Don’t risk probate litigation. Use a no-contest clause

On Behalf of | May 8, 2020 | Probate Litigation

You have multiple beneficiaries, so you know that there is a risk that one of them may contest your will or decisions in your estate plan. You’ve worked hard to make sure that doesn’t happen by discussing your wishes with them, but you know that some of them aren’t happy.

Your goal is to make sure your estate plan is thorough enough to prevent anyone from contesting your will. If they do contest it, you want them to risk losing everything, if possible. You’ve worked hard to decide how to divide your assets, and you don’t want an ungrateful heir to create issues after you pass away.

In Texas, one thing you may be able to use to prevent a beneficiary from fighting to alter your will is a no-contest clause. A no-contest clause is a good idea if you know or are led to believe that at least one of your heirs will be contesting your will.
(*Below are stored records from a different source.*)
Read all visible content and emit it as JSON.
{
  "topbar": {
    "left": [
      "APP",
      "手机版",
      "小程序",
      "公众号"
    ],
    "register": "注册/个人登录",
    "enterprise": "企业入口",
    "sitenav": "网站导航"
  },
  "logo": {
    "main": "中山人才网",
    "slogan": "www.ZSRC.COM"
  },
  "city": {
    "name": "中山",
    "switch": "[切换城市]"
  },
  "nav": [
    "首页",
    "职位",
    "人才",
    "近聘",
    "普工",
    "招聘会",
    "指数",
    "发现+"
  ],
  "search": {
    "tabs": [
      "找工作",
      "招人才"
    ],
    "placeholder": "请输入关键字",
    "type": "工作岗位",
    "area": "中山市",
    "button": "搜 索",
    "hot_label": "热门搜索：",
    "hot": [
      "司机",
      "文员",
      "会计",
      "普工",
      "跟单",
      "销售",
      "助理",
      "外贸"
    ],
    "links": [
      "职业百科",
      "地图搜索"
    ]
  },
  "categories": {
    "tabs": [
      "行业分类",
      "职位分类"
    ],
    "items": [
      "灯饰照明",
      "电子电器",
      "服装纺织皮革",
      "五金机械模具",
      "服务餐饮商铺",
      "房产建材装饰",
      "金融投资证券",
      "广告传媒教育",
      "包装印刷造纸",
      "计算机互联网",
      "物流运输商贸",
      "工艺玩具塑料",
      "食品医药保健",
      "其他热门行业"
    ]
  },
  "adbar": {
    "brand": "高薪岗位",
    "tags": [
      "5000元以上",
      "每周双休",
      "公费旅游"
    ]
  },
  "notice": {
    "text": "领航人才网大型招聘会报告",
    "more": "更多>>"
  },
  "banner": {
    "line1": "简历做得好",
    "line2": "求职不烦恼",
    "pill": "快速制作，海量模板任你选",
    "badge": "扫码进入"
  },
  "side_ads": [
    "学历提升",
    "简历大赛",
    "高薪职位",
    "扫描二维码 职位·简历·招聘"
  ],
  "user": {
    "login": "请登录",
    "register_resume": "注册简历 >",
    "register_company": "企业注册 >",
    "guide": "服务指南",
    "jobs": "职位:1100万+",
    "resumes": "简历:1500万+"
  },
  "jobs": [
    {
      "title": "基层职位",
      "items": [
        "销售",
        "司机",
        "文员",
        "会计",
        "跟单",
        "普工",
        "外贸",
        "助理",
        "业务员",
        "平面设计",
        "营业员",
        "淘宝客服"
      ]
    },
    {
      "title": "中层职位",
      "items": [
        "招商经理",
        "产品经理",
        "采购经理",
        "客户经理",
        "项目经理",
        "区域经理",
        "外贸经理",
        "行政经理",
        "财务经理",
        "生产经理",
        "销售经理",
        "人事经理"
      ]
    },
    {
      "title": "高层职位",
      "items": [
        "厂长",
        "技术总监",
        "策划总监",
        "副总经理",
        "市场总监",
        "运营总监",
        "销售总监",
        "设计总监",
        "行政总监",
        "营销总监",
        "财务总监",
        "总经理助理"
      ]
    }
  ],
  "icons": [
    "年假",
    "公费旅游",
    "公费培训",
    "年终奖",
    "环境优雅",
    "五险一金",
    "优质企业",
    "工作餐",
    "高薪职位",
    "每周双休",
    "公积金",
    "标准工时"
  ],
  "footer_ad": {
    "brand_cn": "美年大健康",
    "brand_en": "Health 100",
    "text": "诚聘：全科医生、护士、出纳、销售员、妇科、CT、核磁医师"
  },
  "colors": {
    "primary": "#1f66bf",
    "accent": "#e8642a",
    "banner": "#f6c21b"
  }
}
With a no-contest clause, you may create a clause where the heir risks losing what they have received by contesting your will. For example, if Heir A receives a property but wants to receive another asset that was given to Heir B, they may contest your will. With a no-contest clause, contesting the will may threaten Heir A’s right to the original property and may even dictate that those assets go to other beneficiaries or are donated to charity if Heir A’s will contest fails in court.

There are times when it makes sense for heirs and beneficiaries to contest a will. For instance, if you had a will at age 70, updated it at 75 and then updated it again at 76 after a diagnosis of dementia, one of your heirs may argue that you were not competent to make those changes. It’s important that you take steps to prevent this by making sure you get a letter from your medical provider or have multiple witnesses who can attest that you were in the right mind when you made changes to your will.

It’s horrible to think that one of your heirs wouldn’t be happy with what you decided to leave them, but it could happen. That’s why it’s a good idea to talk to your attorney about the risk now, so you can work out a solution to prevent it from happening. Good planning does make a difference.